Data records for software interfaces
------------------------------------------------

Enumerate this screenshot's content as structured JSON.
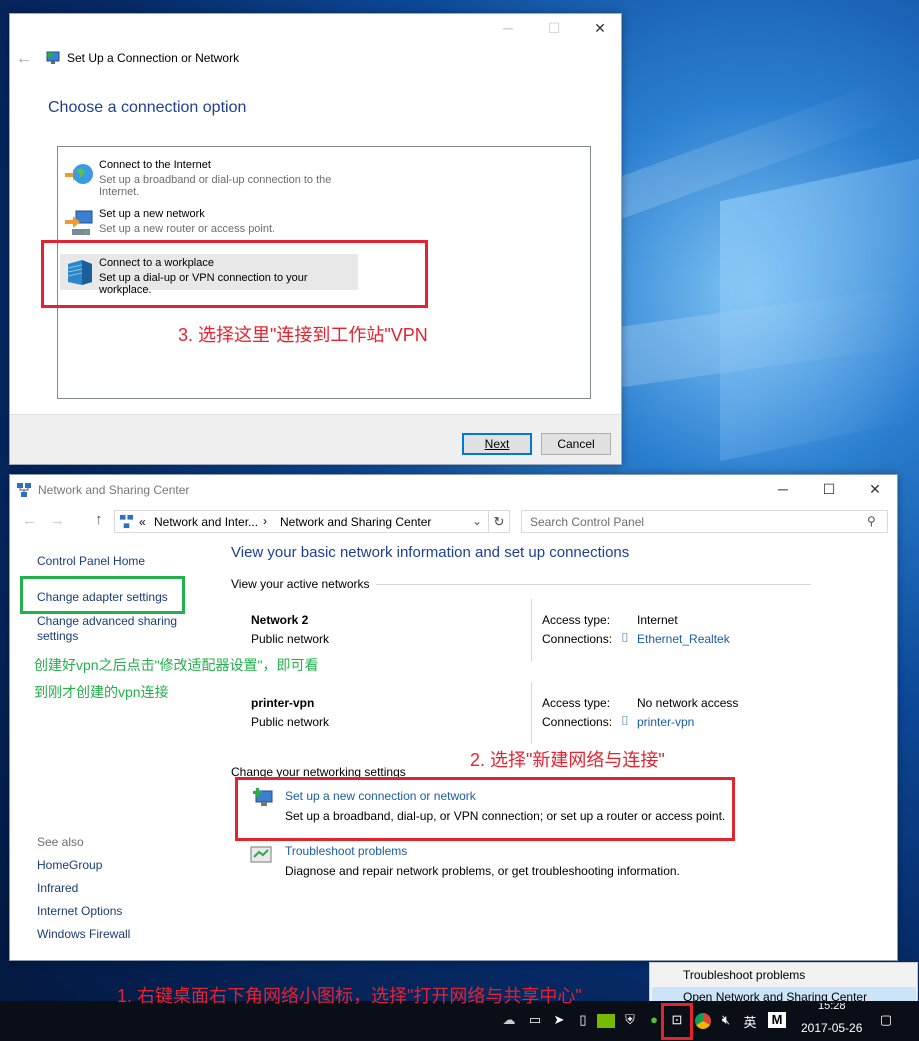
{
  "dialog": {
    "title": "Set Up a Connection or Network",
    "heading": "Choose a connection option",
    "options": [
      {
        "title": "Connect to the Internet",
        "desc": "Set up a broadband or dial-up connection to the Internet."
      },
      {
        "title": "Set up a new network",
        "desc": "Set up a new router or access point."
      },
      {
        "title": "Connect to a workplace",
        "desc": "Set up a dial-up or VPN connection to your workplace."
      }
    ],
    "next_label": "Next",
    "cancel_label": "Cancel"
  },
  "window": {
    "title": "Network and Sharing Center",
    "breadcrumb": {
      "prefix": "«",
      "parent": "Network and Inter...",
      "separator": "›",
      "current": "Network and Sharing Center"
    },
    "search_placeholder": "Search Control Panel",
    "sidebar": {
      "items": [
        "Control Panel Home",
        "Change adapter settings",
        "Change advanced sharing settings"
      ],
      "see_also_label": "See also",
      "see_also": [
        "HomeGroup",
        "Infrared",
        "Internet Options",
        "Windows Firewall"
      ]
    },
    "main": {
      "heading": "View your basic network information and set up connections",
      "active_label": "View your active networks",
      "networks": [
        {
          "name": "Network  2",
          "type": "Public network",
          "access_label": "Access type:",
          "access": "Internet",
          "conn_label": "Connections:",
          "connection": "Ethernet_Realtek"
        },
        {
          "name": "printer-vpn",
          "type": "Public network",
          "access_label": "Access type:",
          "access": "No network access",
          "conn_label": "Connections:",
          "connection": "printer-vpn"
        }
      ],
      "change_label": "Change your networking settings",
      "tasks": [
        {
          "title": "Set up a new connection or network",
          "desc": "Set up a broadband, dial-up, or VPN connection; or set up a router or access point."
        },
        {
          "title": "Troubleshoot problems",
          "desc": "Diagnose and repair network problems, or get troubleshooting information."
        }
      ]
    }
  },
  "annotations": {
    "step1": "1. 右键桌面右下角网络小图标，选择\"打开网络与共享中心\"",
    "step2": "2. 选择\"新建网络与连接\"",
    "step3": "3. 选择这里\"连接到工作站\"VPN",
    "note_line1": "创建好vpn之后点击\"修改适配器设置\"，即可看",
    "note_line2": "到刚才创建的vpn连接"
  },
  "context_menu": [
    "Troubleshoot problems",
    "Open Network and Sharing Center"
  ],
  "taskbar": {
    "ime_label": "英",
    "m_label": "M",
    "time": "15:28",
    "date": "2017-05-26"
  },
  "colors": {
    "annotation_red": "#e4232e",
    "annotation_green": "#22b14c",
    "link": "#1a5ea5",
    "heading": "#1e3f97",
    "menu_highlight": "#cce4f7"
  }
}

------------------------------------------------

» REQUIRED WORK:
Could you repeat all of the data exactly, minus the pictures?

» EXERCISE ANSWER:
Enumerate this screenshot's content as structured JSON.
{
  "dialog": {
    "title": "Set Up a Connection or Network",
    "heading": "Choose a connection option",
    "options": [
      {
        "title": "Connect to the Internet",
        "desc": "Set up a broadband or dial-up connection to the Internet."
      },
      {
        "title": "Set up a new network",
        "desc": "Set up a new router or access point."
      },
      {
        "title": "Connect to a workplace",
        "desc": "Set up a dial-up or VPN connection to your workplace."
      }
    ],
    "next_label": "Next",
    "cancel_label": "Cancel"
  },
  "window": {
    "title": "Network and Sharing Center",
    "breadcrumb": {
      "prefix": "«",
      "parent": "Network and Inter...",
      "separator": "›",
      "current": "Network and Sharing Center"
    },
    "search_placeholder": "Search Control Panel",
    "sidebar": {
      "items": [
        "Control Panel Home",
        "Change adapter settings",
        "Change advanced sharing settings"
      ],
      "see_also_label": "See also",
      "see_also": [
        "HomeGroup",
        "Infrared",
        "Internet Options",
        "Windows Firewall"
      ]
    },
    "main": {
      "heading": "View your basic network information and set up connections",
      "active_label": "View your active networks",
      "networks": [
        {
          "name": "Network  2",
          "type": "Public network",
          "access_label": "Access type:",
          "access": "Internet",
          "conn_label": "Connections:",
          "connection": "Ethernet_Realtek"
        },
        {
          "name": "printer-vpn",
          "type": "Public network",
          "access_label": "Access type:",
          "access": "No network access",
          "conn_label": "Connections:",
          "connection": "printer-vpn"
        }
      ],
      "change_label": "Change your networking settings",
      "tasks": [
        {
          "title": "Set up a new connection or network",
          "desc": "Set up a broadband, dial-up, or VPN connection; or set up a router or access point."
        },
        {
          "title": "Troubleshoot problems",
          "desc": "Diagnose and repair network problems, or get troubleshooting information."
        }
      ]
    }
  },
  "annotations": {
    "step1": "1. 右键桌面右下角网络小图标，选择\"打开网络与共享中心\"",
    "step2": "2. 选择\"新建网络与连接\"",
    "step3": "3. 选择这里\"连接到工作站\"VPN",
    "note_line1": "创建好vpn之后点击\"修改适配器设置\"，即可看",
    "note_line2": "到刚才创建的vpn连接"
  },
  "context_menu": [
    "Troubleshoot problems",
    "Open Network and Sharing Center"
  ],
  "taskbar": {
    "ime_label": "英",
    "m_label": "M",
    "time": "15:28",
    "date": "2017-05-26"
  },
  "colors": {
    "annotation_red": "#e4232e",
    "annotation_green": "#22b14c",
    "link": "#1a5ea5",
    "heading": "#1e3f97",
    "menu_highlight": "#cce4f7"
  }
}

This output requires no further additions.